Published Jun 30, 2019"It's buck-a-beer time," Mick Jagger said at one point. "Thanks to Doug Ford." And the boos rained down at this local reference. Jagger, perhaps unaware of whom or even what he was invoking, half-shrugged at the response, added nothing further by way of local political commentary, and carried on.
The Rolling Stones had just this one Canadian date on their No Filter tour and it was a massive affair, out in a country field in Ontario, with enough space for 70,000. It wasn't for the long-timers, but for the band's broad, general audience. And so rather than deep cuts, they broke out hits and singles that were familiar and attacked them with friendly fire.
They bounded out with 1968's "Street Fighting Man," sounding mighty, Keith Richards digging into one of his most famous riffs and Charlie Watts pushing the rhythm along like no other drummer ever could. Jagger's voice is remarkably strong, and on this or "Let's Spend the Night Together" or "Sad Sad Sad," he hit his parts with everything they needed. When the band launched into "Tumbling Dice," he seemed to transport his physical self back to 1972, singing the swaggering, swinging song like he was pushing 30, not 80.
The band's long-ridiculed age and death defiance has a lot to do with their wealth and the requisite comfort it offers them to rest and heal. From afar, it's easy enough to question the band's motivations for steaming ahead; do they really need more of our money? Is this normal physical behaviour for men of their age?
At the show though, all of that background noise is silenced. Watching Ron Wood solo with a wide grin on his face, or any of the band members, laughing and just embracing and touching each other reassuringly with genuine affection brings their relationships into view, and perhaps due to recent health scares, it seems more personal than business these days.
At one point, the remaining original Stones and Wood headed up a catwalk to a small stage to play acoustic versions of "Angie" and "Dead Flowers," two of their most enduring folk and country explorations, and the results were endearingly fine. Later on, after Jagger politely introduced each band member and every auxiliary musician on stage, Richards accepted the customary spotlight for his songs, in this case, a teetering "Slipping Away" and a crowd-pleasing "Before They Make Me Run."
As a whole, the set is mostly evenly paced, and may not go down as the best they've ever played; they're good and landing tricky things ("Midnight Rambler" requires all of their reflexes to work and it does) but something's also a little off, or maybe some rust is binding things that should be loose. But the performance also feels true to their ragged authenticity, as an almost 60-year-old, live guitar-rock band in 2019.

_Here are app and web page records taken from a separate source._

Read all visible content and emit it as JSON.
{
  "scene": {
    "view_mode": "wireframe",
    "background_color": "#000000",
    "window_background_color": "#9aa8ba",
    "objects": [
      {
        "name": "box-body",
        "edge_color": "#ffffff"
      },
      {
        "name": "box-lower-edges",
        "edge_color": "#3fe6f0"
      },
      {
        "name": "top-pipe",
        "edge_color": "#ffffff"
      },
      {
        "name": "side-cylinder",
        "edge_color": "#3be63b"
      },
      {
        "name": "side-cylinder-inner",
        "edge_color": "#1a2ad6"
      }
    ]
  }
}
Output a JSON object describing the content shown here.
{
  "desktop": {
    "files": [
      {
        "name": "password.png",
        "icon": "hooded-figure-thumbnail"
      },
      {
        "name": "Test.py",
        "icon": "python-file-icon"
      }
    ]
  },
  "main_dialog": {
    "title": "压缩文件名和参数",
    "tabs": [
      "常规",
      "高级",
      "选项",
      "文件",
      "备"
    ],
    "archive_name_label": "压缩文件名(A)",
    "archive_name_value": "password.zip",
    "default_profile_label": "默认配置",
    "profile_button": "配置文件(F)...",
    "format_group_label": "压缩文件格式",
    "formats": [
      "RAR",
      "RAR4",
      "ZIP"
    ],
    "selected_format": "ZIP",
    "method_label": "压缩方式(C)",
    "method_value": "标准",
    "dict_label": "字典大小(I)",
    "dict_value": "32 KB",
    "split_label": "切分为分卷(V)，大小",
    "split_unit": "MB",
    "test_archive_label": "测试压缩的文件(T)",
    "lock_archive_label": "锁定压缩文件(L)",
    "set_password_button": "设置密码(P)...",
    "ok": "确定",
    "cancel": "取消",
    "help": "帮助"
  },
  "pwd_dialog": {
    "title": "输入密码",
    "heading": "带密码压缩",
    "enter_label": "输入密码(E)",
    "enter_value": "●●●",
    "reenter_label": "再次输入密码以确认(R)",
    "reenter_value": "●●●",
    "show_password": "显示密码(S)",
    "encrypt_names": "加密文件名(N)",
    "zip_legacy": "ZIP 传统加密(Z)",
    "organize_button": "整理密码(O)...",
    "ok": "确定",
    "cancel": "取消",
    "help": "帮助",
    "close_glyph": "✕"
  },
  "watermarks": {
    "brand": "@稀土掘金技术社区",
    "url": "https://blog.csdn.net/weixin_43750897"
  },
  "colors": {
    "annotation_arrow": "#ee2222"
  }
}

Jagger has always been the one most conscious of being part of contemporary music trends and keeping the Stones topical. The impulse has led to some formidable, adaptive highs and desperate, youth-chasing lows (and whatever the relatively benign Ford bit was) over the past few decades, not to mention some bemused belligerence from Richards, his comparably genre-puritanical creative soulmate.
But a two-hour 'best-of' show like this really exhibits the band's true core, as architects of a gritty musical form that takes from and gives to the culture in equal measure. The heartening experience of seeing them play and play and play (perhaps in Canada for the last time) may not be revelatory, but it remains rewarding.